The parallel account of a driven successful entrepreneur and a very evil man.
How the leaders of the city rallied around, negotiated, cooperated to make this the most amazing World's Fair ever.
The wonders and evil surrounding the World's Fair in Chicago.
Probably one of my favorites. It was VERY well done.
I studied serial killers and profiling as an undergraduate. I assumed I would enjoy the story of HH Holmes more than the story of the fair but I found it the other way around. Oh the information about Holmes is great and if you are unfamiliar with the story, you really should listen to it, the man was pure evil but the story of the building of the Chicago Worlds Fair is just incredible.
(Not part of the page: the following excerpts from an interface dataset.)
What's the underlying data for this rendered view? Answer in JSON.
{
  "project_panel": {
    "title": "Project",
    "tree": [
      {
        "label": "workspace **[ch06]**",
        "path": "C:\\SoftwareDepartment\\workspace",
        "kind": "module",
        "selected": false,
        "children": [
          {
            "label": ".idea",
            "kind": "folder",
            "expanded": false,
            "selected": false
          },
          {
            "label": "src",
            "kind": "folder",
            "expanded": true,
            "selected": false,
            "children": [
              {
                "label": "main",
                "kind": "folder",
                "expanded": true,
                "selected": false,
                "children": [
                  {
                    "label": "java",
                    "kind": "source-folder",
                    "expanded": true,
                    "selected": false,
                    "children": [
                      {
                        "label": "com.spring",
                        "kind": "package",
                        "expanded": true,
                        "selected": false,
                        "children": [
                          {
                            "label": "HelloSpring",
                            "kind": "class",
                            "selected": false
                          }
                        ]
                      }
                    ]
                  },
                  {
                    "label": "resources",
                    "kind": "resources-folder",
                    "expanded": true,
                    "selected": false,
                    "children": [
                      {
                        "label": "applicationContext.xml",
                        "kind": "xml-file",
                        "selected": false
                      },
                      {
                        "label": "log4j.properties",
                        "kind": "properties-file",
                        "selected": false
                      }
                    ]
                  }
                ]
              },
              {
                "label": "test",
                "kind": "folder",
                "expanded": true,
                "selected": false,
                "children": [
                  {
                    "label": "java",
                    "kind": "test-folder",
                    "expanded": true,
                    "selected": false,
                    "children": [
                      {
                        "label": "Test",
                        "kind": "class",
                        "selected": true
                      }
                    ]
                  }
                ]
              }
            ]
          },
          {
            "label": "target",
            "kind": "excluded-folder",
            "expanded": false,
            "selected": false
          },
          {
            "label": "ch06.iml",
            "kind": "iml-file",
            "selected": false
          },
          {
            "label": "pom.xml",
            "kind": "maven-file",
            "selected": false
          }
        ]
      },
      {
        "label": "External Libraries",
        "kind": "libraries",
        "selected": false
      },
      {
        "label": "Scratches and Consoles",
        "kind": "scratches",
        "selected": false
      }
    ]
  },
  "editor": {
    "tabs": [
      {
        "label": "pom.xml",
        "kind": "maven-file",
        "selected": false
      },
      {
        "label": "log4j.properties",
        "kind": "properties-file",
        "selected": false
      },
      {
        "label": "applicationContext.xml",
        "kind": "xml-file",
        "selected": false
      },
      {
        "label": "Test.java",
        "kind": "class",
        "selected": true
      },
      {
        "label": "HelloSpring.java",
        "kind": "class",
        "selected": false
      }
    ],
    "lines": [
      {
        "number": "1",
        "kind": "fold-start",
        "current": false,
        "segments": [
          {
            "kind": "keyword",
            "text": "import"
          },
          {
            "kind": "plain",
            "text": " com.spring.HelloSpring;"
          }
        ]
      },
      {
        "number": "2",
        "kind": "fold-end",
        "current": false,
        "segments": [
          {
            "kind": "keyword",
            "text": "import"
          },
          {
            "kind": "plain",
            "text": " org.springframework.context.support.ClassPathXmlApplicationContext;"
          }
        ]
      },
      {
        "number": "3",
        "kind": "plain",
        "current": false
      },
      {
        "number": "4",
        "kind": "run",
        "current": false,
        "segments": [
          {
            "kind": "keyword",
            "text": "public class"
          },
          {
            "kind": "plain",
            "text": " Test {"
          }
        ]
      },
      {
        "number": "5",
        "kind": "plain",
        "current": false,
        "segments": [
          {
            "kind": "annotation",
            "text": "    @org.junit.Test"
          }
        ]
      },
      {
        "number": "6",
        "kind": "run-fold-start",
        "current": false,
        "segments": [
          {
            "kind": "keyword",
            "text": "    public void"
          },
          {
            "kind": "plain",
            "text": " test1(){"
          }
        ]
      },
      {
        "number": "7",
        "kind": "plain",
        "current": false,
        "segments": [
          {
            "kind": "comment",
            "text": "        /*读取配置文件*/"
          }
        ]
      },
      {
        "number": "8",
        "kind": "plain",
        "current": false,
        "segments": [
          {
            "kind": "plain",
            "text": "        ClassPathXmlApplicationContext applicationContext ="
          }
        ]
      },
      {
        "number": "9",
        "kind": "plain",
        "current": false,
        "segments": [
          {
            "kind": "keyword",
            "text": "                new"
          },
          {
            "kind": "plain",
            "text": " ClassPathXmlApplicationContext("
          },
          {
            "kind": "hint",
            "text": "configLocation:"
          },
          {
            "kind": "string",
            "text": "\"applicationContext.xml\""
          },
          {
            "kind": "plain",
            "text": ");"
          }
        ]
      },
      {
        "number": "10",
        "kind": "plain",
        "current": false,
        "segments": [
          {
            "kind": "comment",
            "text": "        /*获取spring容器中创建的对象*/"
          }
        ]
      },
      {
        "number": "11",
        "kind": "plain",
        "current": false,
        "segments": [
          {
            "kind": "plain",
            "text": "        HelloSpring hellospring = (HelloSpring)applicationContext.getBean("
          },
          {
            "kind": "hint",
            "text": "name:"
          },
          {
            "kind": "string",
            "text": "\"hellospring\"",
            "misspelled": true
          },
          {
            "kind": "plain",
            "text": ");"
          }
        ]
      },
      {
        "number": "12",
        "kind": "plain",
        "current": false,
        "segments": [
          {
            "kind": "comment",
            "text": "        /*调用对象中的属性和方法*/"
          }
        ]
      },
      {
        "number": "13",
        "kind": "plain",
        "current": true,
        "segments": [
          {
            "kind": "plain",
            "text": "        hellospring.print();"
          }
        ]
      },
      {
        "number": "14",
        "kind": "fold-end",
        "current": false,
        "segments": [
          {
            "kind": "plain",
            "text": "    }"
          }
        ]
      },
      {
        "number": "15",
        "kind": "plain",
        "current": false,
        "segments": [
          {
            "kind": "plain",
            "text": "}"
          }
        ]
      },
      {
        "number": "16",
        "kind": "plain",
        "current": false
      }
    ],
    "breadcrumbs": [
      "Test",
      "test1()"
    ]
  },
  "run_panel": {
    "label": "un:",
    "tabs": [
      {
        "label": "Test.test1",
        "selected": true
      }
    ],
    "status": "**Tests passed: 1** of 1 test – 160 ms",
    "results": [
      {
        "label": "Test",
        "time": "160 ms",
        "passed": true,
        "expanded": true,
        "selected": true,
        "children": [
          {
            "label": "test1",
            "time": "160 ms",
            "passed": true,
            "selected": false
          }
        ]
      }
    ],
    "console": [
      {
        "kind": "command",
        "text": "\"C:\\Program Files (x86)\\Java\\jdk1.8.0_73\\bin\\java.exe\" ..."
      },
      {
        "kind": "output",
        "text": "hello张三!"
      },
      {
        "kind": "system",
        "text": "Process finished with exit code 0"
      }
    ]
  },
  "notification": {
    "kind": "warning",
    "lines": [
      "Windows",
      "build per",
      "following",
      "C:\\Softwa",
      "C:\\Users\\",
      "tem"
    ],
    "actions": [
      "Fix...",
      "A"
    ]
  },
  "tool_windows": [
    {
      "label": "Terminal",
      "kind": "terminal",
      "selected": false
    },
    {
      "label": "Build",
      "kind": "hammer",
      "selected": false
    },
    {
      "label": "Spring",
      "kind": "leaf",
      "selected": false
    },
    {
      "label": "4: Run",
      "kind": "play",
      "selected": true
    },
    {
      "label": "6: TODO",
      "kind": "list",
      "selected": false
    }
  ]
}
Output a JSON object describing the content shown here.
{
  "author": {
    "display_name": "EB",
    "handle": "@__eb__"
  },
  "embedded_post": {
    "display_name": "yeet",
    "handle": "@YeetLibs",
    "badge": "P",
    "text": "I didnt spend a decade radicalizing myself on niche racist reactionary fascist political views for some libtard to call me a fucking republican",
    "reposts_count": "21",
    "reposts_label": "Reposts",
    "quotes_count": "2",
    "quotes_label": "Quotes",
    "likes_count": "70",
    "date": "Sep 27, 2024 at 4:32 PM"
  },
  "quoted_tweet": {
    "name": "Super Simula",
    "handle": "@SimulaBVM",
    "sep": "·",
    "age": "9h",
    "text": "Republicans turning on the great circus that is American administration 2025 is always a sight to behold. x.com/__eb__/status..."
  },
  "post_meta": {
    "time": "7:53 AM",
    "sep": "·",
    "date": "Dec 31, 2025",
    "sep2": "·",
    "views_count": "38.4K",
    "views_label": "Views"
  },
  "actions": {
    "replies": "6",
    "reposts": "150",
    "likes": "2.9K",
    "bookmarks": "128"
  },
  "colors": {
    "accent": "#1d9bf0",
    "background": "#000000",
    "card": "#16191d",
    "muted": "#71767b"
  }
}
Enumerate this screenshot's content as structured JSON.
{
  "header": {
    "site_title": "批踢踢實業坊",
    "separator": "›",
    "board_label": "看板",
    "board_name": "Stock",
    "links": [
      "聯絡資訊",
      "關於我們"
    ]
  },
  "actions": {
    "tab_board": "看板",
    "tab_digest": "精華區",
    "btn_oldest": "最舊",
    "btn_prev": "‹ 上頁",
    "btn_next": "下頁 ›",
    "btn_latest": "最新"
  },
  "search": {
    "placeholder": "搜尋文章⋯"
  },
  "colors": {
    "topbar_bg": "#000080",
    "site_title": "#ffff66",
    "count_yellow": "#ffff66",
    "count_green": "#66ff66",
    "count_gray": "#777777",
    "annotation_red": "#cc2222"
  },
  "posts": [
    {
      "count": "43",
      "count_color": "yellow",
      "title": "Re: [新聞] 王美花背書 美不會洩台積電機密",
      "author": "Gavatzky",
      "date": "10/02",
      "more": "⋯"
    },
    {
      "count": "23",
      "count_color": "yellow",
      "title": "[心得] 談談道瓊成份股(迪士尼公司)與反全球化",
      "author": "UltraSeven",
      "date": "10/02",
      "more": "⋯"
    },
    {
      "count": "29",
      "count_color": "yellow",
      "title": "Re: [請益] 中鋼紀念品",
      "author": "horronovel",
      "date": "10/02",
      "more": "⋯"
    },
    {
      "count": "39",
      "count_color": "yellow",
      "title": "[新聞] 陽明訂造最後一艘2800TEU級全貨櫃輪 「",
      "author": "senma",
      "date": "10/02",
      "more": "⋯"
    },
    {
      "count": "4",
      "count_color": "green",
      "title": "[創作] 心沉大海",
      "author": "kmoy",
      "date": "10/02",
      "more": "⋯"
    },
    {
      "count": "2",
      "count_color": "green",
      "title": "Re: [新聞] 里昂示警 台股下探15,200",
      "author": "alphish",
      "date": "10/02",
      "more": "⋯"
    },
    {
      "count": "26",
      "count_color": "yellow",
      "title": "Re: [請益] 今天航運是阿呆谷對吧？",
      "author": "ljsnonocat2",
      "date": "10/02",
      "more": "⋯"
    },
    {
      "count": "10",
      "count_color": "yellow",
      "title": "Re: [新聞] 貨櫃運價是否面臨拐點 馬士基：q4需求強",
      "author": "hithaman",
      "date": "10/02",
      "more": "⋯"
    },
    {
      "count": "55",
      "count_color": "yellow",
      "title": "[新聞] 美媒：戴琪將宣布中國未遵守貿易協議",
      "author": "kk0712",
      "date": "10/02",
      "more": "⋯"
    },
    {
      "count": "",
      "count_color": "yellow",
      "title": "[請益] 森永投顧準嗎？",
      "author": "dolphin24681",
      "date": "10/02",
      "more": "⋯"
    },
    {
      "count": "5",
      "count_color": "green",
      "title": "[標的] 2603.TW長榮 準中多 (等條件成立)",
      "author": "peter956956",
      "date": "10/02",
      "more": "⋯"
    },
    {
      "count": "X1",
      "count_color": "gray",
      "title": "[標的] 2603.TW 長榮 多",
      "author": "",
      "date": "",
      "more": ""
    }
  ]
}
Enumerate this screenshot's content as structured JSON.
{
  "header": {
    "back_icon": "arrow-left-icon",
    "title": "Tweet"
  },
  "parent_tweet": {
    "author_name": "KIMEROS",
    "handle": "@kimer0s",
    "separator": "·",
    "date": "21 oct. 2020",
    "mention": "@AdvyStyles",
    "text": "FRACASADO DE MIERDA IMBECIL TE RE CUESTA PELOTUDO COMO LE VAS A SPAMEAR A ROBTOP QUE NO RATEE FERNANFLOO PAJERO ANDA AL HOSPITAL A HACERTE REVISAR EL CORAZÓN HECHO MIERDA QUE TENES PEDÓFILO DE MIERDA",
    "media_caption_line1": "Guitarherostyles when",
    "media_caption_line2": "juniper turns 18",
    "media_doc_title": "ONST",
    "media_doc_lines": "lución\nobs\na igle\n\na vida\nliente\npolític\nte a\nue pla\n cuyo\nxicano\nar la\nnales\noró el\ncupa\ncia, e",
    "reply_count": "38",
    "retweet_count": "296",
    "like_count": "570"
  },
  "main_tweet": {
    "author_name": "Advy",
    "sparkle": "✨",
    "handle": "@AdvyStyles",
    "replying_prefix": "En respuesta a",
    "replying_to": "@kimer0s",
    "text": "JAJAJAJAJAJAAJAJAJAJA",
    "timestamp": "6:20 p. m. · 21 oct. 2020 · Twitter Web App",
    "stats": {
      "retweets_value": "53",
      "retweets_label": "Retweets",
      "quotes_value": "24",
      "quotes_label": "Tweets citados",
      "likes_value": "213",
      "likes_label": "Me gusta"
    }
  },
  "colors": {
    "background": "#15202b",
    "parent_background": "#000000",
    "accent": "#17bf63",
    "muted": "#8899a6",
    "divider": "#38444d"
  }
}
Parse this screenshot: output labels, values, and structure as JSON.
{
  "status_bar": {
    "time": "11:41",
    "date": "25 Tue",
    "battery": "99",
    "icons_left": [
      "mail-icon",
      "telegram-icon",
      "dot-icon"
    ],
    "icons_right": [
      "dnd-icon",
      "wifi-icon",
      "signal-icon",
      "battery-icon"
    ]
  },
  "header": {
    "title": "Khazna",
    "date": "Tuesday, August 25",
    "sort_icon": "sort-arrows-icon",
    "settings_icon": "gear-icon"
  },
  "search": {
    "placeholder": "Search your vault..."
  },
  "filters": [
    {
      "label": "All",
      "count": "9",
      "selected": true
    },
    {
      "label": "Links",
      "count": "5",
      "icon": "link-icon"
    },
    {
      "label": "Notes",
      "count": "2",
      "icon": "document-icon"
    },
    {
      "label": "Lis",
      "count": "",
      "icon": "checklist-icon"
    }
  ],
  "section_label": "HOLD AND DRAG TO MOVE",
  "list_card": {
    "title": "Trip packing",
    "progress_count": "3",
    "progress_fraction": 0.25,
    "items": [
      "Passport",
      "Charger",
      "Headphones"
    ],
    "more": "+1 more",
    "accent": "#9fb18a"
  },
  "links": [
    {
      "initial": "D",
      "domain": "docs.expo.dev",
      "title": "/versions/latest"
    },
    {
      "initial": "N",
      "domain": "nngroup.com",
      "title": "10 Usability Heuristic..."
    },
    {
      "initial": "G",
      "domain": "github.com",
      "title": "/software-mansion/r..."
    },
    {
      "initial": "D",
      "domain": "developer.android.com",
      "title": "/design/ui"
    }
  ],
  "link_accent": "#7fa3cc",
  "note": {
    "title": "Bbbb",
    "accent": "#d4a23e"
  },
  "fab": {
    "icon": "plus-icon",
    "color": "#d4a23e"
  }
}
I had no idea of everything that went into that fair. I live in Illinois and have seen models of the fair and a few pictures but it's one of those things that I wish I could have seen. Even given today's modern world it would have been amazing BUT back then, the lights, the wheel, the buildings, the fountains etc etc.....all just totally amazing.
Holmes.....he did make him charmingly smarmy
I can't think of a better one actually
I HIGHLY recommend this book. Not all of Larson's books are this good but this book, is one of the best true crime/non fiction books I have ever read.
How anyone would even look at the word Wilmette and think the second syllable should come out as "meat" is bizarre. The audio book producers never thought to check on pronunciation of proper names?
The reading performance is just fine. Larson's book does meander a bit, but I do appreciate the parallel stories of Burnham and Holmes. The one thing they had in common were amazing building designs. Just one was for torture.
The tone of the reading was a bit too proper, upper crusty, not enough grit for Chicago.
A busy lady, just tryin' to fit her reading in where she can!
I honestly don't know if i would read them again.
The story spent SO much time talking about the fair that honestly HH Holmes almost seemed like an afterthought. it wasn't a bad story, but at times it seemed more like a history of Chicago then a story that was supposed to be about a "Devil" within this city.
Scott Brick's perfomance was fine, he did a good job narrating and portraying different characters, however the story wasn't my favorite.
I think this would be one of the few books that would be more enjoyable as a movie. I would probably wait until it was out of theaters to see it though.
Author of "Turned Wrong at Ding Dong."
This is my second Erik Larson book. I also read In the Garden of Beasts. He has a way of bringing history to life -- in this case, a combination of history and horror. I learned a lot about a snapshot in history that I would not have otherwise learned.
I was suprised by how much I enjoyed this book. I bought it to humor a friend who kept pestering me to read it. Larson manages to make this very educational without boring me at all.
Larson follows the devilish mind of a serial killer and the angelic mind of a visionary in a great romp through the late 19th century. Both minds successful and always one step ahead. Both men are a bit of a snake oil salesmen, fear failure and, in the end, racing the clock. The descriptions of the exposition grounds and fiendish hotel are exquisite. I enjoyed the epilogue and the what happened after the Great Chicago Exposition.
I enjoyed the story and the narrator, but there were technical problems that sounded like clipping and cd skipping in spots that were disruptive. The first 10min of Chapter 11 comes to mind.
It was interesting, especially the unfolding of the two stories at the sane time.
Demand they get a clean recording, then yes.
Please fix audio issues.